Fast-growing businesses have many competing demands on their valuable time and (often limited) resources. It isn't surprising therefore, that developing an intellectual property (IP) strategy and investing in IP protection is often put off to another day.
IP is frequently a company's most valuable asset, and failing to look after it early on can give rise to problems as a business grows. In this article, we look at three of the most common pitfalls.
Protecting your brand
Coming up with a company or product name is a key consideration for a nascent business. Once decided upon, you should consider commissioning proper clearance searches for existing trademarks that might conflict with it. This is not an expensive process and drastically reduces the risk of future infringement actions as the business expands and is noticed by competitors.
Registering your brand name as a trade mark in key jurisdictions not only gives the company leverage to use against would-be imitators, but creates an identifiable asset on which to "hang" brand value.
For most start-ups, work is often done by friends, contractors and employees on an informal or even voluntary basis. When an employee creates IP in the course of their employment, it will usually vest with the employer. However, businesses are often caught out when consultants, founders, freelancers or contractors create IP without any formal agreement in place.
This can lead to disputes over IP ownership and issues as to whether further payment is required for the company to own it. Even if the individual is willing to assign the IP to the company, this still requires a retrospective written agreement. It is far better to ensure agreements are in place in advance with anyone creating IP for the benefit of the company.
Employees leaving with your ideas
Confidential information and know-how can be key assets. Departing employees taking what they have learnt in the company's early days to a competitor, or setting up a competing business of their own, can be hugely damaging.
The misuse of confidential information is usually expressly forbidden by employment contracts, and employees also owe their employers an equitable duty of confidence. However, it is harder to protect information after employment has ended, unless it is a trade secret which the company has taken clear steps to protect.
You should take time to identify what information you consider to be genuinely confidential and limit access to this information to key employees. Not everyone needs access to business plans, customer lists and pricing strategy information.
Careful thought about employee notice periods and tailoring post-termination restrictive covenants to an employee's role can also pay huge dividends.

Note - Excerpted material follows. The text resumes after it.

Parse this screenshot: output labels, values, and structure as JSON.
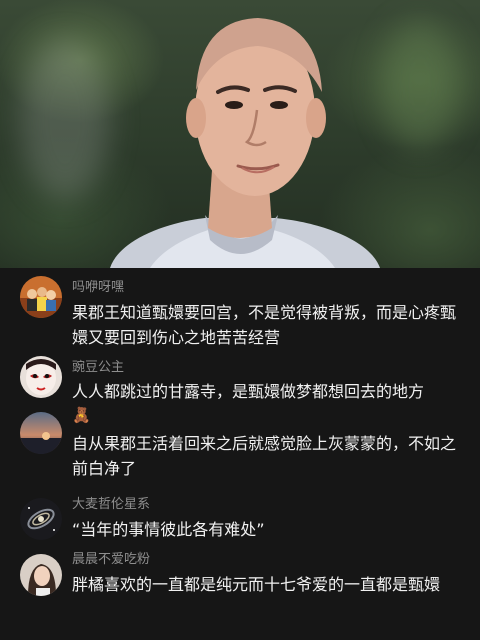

Even when money's too tight to mention there are things that can be done to protect the long-term future of the business. It might sound trite to say that an ounce of prevention is worth a pound of cure, but where IP is concerned, this is most certainly the case.
This article first featured in our summer 2019 edition of Business Bridge.